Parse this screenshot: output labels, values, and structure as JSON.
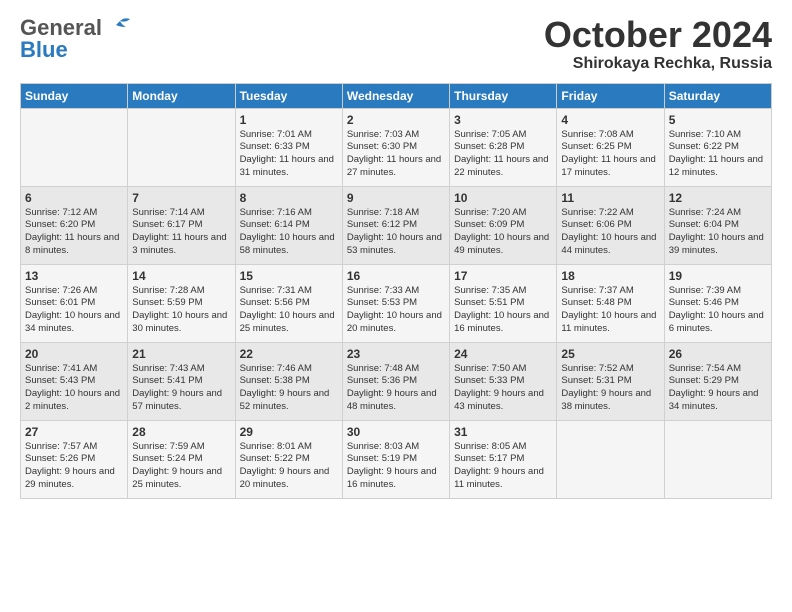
{
  "header": {
    "logo_general": "General",
    "logo_blue": "Blue",
    "month": "October 2024",
    "location": "Shirokaya Rechka, Russia"
  },
  "weekdays": [
    "Sunday",
    "Monday",
    "Tuesday",
    "Wednesday",
    "Thursday",
    "Friday",
    "Saturday"
  ],
  "weeks": [
    [
      {
        "day": "",
        "info": ""
      },
      {
        "day": "",
        "info": ""
      },
      {
        "day": "1",
        "info": "Sunrise: 7:01 AM\nSunset: 6:33 PM\nDaylight: 11 hours\nand 31 minutes."
      },
      {
        "day": "2",
        "info": "Sunrise: 7:03 AM\nSunset: 6:30 PM\nDaylight: 11 hours\nand 27 minutes."
      },
      {
        "day": "3",
        "info": "Sunrise: 7:05 AM\nSunset: 6:28 PM\nDaylight: 11 hours\nand 22 minutes."
      },
      {
        "day": "4",
        "info": "Sunrise: 7:08 AM\nSunset: 6:25 PM\nDaylight: 11 hours\nand 17 minutes."
      },
      {
        "day": "5",
        "info": "Sunrise: 7:10 AM\nSunset: 6:22 PM\nDaylight: 11 hours\nand 12 minutes."
      }
    ],
    [
      {
        "day": "6",
        "info": "Sunrise: 7:12 AM\nSunset: 6:20 PM\nDaylight: 11 hours\nand 8 minutes."
      },
      {
        "day": "7",
        "info": "Sunrise: 7:14 AM\nSunset: 6:17 PM\nDaylight: 11 hours\nand 3 minutes."
      },
      {
        "day": "8",
        "info": "Sunrise: 7:16 AM\nSunset: 6:14 PM\nDaylight: 10 hours\nand 58 minutes."
      },
      {
        "day": "9",
        "info": "Sunrise: 7:18 AM\nSunset: 6:12 PM\nDaylight: 10 hours\nand 53 minutes."
      },
      {
        "day": "10",
        "info": "Sunrise: 7:20 AM\nSunset: 6:09 PM\nDaylight: 10 hours\nand 49 minutes."
      },
      {
        "day": "11",
        "info": "Sunrise: 7:22 AM\nSunset: 6:06 PM\nDaylight: 10 hours\nand 44 minutes."
      },
      {
        "day": "12",
        "info": "Sunrise: 7:24 AM\nSunset: 6:04 PM\nDaylight: 10 hours\nand 39 minutes."
      }
    ],
    [
      {
        "day": "13",
        "info": "Sunrise: 7:26 AM\nSunset: 6:01 PM\nDaylight: 10 hours\nand 34 minutes."
      },
      {
        "day": "14",
        "info": "Sunrise: 7:28 AM\nSunset: 5:59 PM\nDaylight: 10 hours\nand 30 minutes."
      },
      {
        "day": "15",
        "info": "Sunrise: 7:31 AM\nSunset: 5:56 PM\nDaylight: 10 hours\nand 25 minutes."
      },
      {
        "day": "16",
        "info": "Sunrise: 7:33 AM\nSunset: 5:53 PM\nDaylight: 10 hours\nand 20 minutes."
      },
      {
        "day": "17",
        "info": "Sunrise: 7:35 AM\nSunset: 5:51 PM\nDaylight: 10 hours\nand 16 minutes."
      },
      {
        "day": "18",
        "info": "Sunrise: 7:37 AM\nSunset: 5:48 PM\nDaylight: 10 hours\nand 11 minutes."
      },
      {
        "day": "19",
        "info": "Sunrise: 7:39 AM\nSunset: 5:46 PM\nDaylight: 10 hours\nand 6 minutes."
      }
    ],
    [
      {
        "day": "20",
        "info": "Sunrise: 7:41 AM\nSunset: 5:43 PM\nDaylight: 10 hours\nand 2 minutes."
      },
      {
        "day": "21",
        "info": "Sunrise: 7:43 AM\nSunset: 5:41 PM\nDaylight: 9 hours\nand 57 minutes."
      },
      {
        "day": "22",
        "info": "Sunrise: 7:46 AM\nSunset: 5:38 PM\nDaylight: 9 hours\nand 52 minutes."
      },
      {
        "day": "23",
        "info": "Sunrise: 7:48 AM\nSunset: 5:36 PM\nDaylight: 9 hours\nand 48 minutes."
      },
      {
        "day": "24",
        "info": "Sunrise: 7:50 AM\nSunset: 5:33 PM\nDaylight: 9 hours\nand 43 minutes."
      },
      {
        "day": "25",
        "info": "Sunrise: 7:52 AM\nSunset: 5:31 PM\nDaylight: 9 hours\nand 38 minutes."
      },
      {
        "day": "26",
        "info": "Sunrise: 7:54 AM\nSunset: 5:29 PM\nDaylight: 9 hours\nand 34 minutes."
      }
    ],
    [
      {
        "day": "27",
        "info": "Sunrise: 7:57 AM\nSunset: 5:26 PM\nDaylight: 9 hours\nand 29 minutes."
      },
      {
        "day": "28",
        "info": "Sunrise: 7:59 AM\nSunset: 5:24 PM\nDaylight: 9 hours\nand 25 minutes."
      },
      {
        "day": "29",
        "info": "Sunrise: 8:01 AM\nSunset: 5:22 PM\nDaylight: 9 hours\nand 20 minutes."
      },
      {
        "day": "30",
        "info": "Sunrise: 8:03 AM\nSunset: 5:19 PM\nDaylight: 9 hours\nand 16 minutes."
      },
      {
        "day": "31",
        "info": "Sunrise: 8:05 AM\nSunset: 5:17 PM\nDaylight: 9 hours\nand 11 minutes."
      },
      {
        "day": "",
        "info": ""
      },
      {
        "day": "",
        "info": ""
      }
    ]
  ]
}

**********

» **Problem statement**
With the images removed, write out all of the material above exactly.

» **Task response**
Parse this screenshot: output labels, values, and structure as JSON.
{
  "header": {
    "logo_general": "General",
    "logo_blue": "Blue",
    "month": "October 2024",
    "location": "Shirokaya Rechka, Russia"
  },
  "weekdays": [
    "Sunday",
    "Monday",
    "Tuesday",
    "Wednesday",
    "Thursday",
    "Friday",
    "Saturday"
  ],
  "weeks": [
    [
      {
        "day": "",
        "info": ""
      },
      {
        "day": "",
        "info": ""
      },
      {
        "day": "1",
        "info": "Sunrise: 7:01 AM\nSunset: 6:33 PM\nDaylight: 11 hours\nand 31 minutes."
      },
      {
        "day": "2",
        "info": "Sunrise: 7:03 AM\nSunset: 6:30 PM\nDaylight: 11 hours\nand 27 minutes."
      },
      {
        "day": "3",
        "info": "Sunrise: 7:05 AM\nSunset: 6:28 PM\nDaylight: 11 hours\nand 22 minutes."
      },
      {
        "day": "4",
        "info": "Sunrise: 7:08 AM\nSunset: 6:25 PM\nDaylight: 11 hours\nand 17 minutes."
      },
      {
        "day": "5",
        "info": "Sunrise: 7:10 AM\nSunset: 6:22 PM\nDaylight: 11 hours\nand 12 minutes."
      }
    ],
    [
      {
        "day": "6",
        "info": "Sunrise: 7:12 AM\nSunset: 6:20 PM\nDaylight: 11 hours\nand 8 minutes."
      },
      {
        "day": "7",
        "info": "Sunrise: 7:14 AM\nSunset: 6:17 PM\nDaylight: 11 hours\nand 3 minutes."
      },
      {
        "day": "8",
        "info": "Sunrise: 7:16 AM\nSunset: 6:14 PM\nDaylight: 10 hours\nand 58 minutes."
      },
      {
        "day": "9",
        "info": "Sunrise: 7:18 AM\nSunset: 6:12 PM\nDaylight: 10 hours\nand 53 minutes."
      },
      {
        "day": "10",
        "info": "Sunrise: 7:20 AM\nSunset: 6:09 PM\nDaylight: 10 hours\nand 49 minutes."
      },
      {
        "day": "11",
        "info": "Sunrise: 7:22 AM\nSunset: 6:06 PM\nDaylight: 10 hours\nand 44 minutes."
      },
      {
        "day": "12",
        "info": "Sunrise: 7:24 AM\nSunset: 6:04 PM\nDaylight: 10 hours\nand 39 minutes."
      }
    ],
    [
      {
        "day": "13",
        "info": "Sunrise: 7:26 AM\nSunset: 6:01 PM\nDaylight: 10 hours\nand 34 minutes."
      },
      {
        "day": "14",
        "info": "Sunrise: 7:28 AM\nSunset: 5:59 PM\nDaylight: 10 hours\nand 30 minutes."
      },
      {
        "day": "15",
        "info": "Sunrise: 7:31 AM\nSunset: 5:56 PM\nDaylight: 10 hours\nand 25 minutes."
      },
      {
        "day": "16",
        "info": "Sunrise: 7:33 AM\nSunset: 5:53 PM\nDaylight: 10 hours\nand 20 minutes."
      },
      {
        "day": "17",
        "info": "Sunrise: 7:35 AM\nSunset: 5:51 PM\nDaylight: 10 hours\nand 16 minutes."
      },
      {
        "day": "18",
        "info": "Sunrise: 7:37 AM\nSunset: 5:48 PM\nDaylight: 10 hours\nand 11 minutes."
      },
      {
        "day": "19",
        "info": "Sunrise: 7:39 AM\nSunset: 5:46 PM\nDaylight: 10 hours\nand 6 minutes."
      }
    ],
    [
      {
        "day": "20",
        "info": "Sunrise: 7:41 AM\nSunset: 5:43 PM\nDaylight: 10 hours\nand 2 minutes."
      },
      {
        "day": "21",
        "info": "Sunrise: 7:43 AM\nSunset: 5:41 PM\nDaylight: 9 hours\nand 57 minutes."
      },
      {
        "day": "22",
        "info": "Sunrise: 7:46 AM\nSunset: 5:38 PM\nDaylight: 9 hours\nand 52 minutes."
      },
      {
        "day": "23",
        "info": "Sunrise: 7:48 AM\nSunset: 5:36 PM\nDaylight: 9 hours\nand 48 minutes."
      },
      {
        "day": "24",
        "info": "Sunrise: 7:50 AM\nSunset: 5:33 PM\nDaylight: 9 hours\nand 43 minutes."
      },
      {
        "day": "25",
        "info": "Sunrise: 7:52 AM\nSunset: 5:31 PM\nDaylight: 9 hours\nand 38 minutes."
      },
      {
        "day": "26",
        "info": "Sunrise: 7:54 AM\nSunset: 5:29 PM\nDaylight: 9 hours\nand 34 minutes."
      }
    ],
    [
      {
        "day": "27",
        "info": "Sunrise: 7:57 AM\nSunset: 5:26 PM\nDaylight: 9 hours\nand 29 minutes."
      },
      {
        "day": "28",
        "info": "Sunrise: 7:59 AM\nSunset: 5:24 PM\nDaylight: 9 hours\nand 25 minutes."
      },
      {
        "day": "29",
        "info": "Sunrise: 8:01 AM\nSunset: 5:22 PM\nDaylight: 9 hours\nand 20 minutes."
      },
      {
        "day": "30",
        "info": "Sunrise: 8:03 AM\nSunset: 5:19 PM\nDaylight: 9 hours\nand 16 minutes."
      },
      {
        "day": "31",
        "info": "Sunrise: 8:05 AM\nSunset: 5:17 PM\nDaylight: 9 hours\nand 11 minutes."
      },
      {
        "day": "",
        "info": ""
      },
      {
        "day": "",
        "info": ""
      }
    ]
  ]
}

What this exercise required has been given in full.